Under the terms of the pro rata rights as detailed in the SPA, SOSV is entitled to acquire further equity in a future financing round, generally to maintain SOSV’s pro rata (pre-financing) equity stake. This will be on the terms of the first financing investment round (negotiated at that time).
The entitlement to SOSV under the pro rata rights demonstrates that SOSV is interested not just in an ultimate percentage return but in maintaining its percentage ownership in a company in which SOSV has been involved with and committed to since its beginning.
Pro-rata rights aim to ensure an ongoing, open, and productive relationship between SOSV and the startup, and we have a history of maintaining our pro rata share (if not more!) in our companies.
The benefit to the company here is that it is easier to raise future financing rounds with an existing investor who is committed to following on. Any new investor will want a capitalisation table that is working for the benefit of the company so that rather than investors who are “one round and done” you have investors who are happy to follow on at higher valuations in future funding rounds. Other investors look favorably on committed investors.
SOSV’s first financing right enables us to participate in the first qualified funding round in the startup, up to an agreed monetary/percentage cap (usually the greater of $200,000 or 20% of such new equity securities ), on the terms of such subsequent investment, with such terms to be negotiated at that time. We’ve invested a tiny bit of money and a ton of time and effort, and it’s important to us that we can stay in the game as the company moves to the next level.
Most accelerator programs don’t have the ability to fund companies that graduate the program. This is not an advantage for the participants of the accelerators. SOSV has the ability to provide and/or match first funding rounds post-accelerator. This makes it easier for our graduates to close their first funding round.
We have a history of backing our companies, through good times as well as bad, and this clause helps ensure we can continue that. In the upcoming HAX program this clause has been extended further to include a matched funding promise, if you can raise $200,000 from another Investor, then we will match it!
An ESOP is a pool of stock from which options can be issued. Options are basically a right to purchase shares in the company at a future date. They can be given out to directors, advisors, employees, officers, service providers, and just about anybody.
We require that each investee startup create and maintain an ESOP of at least 10% of the company’s total issued stock on a fully diluted basis. An ESOP enables a cash-strapped startup, that may not yet be in a position to offer market-rate salaries, to attract high-caliber employees, by affording the opportunity to those candidates to earn equity in a potentially successful startup combined with an initially modest salary.

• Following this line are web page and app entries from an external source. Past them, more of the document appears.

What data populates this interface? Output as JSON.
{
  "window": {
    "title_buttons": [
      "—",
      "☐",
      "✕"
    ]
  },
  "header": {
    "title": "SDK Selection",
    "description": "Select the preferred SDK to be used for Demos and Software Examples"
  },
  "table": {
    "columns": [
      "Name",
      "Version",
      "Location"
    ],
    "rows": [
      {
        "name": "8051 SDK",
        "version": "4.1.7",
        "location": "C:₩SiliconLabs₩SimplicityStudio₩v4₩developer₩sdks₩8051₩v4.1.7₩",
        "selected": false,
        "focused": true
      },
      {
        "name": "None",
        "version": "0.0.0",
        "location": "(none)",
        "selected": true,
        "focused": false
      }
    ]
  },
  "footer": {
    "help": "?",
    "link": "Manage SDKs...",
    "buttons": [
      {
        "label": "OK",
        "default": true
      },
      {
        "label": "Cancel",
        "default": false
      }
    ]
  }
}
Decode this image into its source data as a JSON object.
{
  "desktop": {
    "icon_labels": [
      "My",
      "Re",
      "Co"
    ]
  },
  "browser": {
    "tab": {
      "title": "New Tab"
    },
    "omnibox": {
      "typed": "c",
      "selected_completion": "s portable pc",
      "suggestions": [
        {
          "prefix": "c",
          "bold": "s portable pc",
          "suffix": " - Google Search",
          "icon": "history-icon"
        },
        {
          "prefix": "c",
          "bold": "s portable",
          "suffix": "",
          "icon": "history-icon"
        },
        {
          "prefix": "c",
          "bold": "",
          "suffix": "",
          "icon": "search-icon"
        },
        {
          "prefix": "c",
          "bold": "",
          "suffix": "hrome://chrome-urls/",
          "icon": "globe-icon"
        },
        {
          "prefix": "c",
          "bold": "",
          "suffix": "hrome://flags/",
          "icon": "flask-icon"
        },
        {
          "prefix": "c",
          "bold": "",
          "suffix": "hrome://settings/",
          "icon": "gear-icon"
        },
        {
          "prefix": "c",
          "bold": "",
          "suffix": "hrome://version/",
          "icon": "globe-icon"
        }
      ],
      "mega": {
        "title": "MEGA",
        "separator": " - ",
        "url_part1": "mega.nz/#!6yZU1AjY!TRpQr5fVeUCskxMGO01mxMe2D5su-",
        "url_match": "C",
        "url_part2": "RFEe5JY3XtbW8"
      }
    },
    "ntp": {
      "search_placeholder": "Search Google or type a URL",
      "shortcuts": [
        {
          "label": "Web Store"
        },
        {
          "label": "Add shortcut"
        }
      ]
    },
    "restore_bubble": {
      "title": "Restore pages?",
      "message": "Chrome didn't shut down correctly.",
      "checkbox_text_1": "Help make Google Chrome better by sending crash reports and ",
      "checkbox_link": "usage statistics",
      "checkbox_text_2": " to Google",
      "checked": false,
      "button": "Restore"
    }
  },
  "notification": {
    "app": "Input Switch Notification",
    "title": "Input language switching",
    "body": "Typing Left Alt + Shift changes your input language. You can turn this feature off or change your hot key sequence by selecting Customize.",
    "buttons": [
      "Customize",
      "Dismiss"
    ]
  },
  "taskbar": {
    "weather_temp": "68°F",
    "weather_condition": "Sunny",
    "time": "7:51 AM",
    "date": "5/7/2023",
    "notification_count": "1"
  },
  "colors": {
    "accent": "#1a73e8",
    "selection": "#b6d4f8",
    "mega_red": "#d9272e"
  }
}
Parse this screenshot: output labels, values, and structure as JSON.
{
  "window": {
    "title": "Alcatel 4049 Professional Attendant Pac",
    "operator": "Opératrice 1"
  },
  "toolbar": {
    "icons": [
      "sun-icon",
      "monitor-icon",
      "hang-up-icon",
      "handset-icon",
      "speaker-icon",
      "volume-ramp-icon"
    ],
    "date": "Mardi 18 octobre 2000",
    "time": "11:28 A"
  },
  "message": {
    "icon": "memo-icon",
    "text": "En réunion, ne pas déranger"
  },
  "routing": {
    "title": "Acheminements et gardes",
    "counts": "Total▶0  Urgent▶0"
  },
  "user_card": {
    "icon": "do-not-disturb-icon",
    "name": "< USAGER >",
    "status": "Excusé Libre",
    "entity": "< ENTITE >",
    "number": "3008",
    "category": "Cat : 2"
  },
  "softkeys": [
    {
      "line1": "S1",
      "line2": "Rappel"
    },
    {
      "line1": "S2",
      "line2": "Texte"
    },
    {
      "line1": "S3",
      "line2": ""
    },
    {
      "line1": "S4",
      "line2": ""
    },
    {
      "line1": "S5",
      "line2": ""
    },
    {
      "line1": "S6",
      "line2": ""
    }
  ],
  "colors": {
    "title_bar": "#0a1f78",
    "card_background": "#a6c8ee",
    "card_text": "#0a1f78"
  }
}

An ESOP can give employees the incentive to commit to the startup in order to achieve ultimate value through their ESOP holdings. Employees will see the value of their contribution over time as their stock value increases.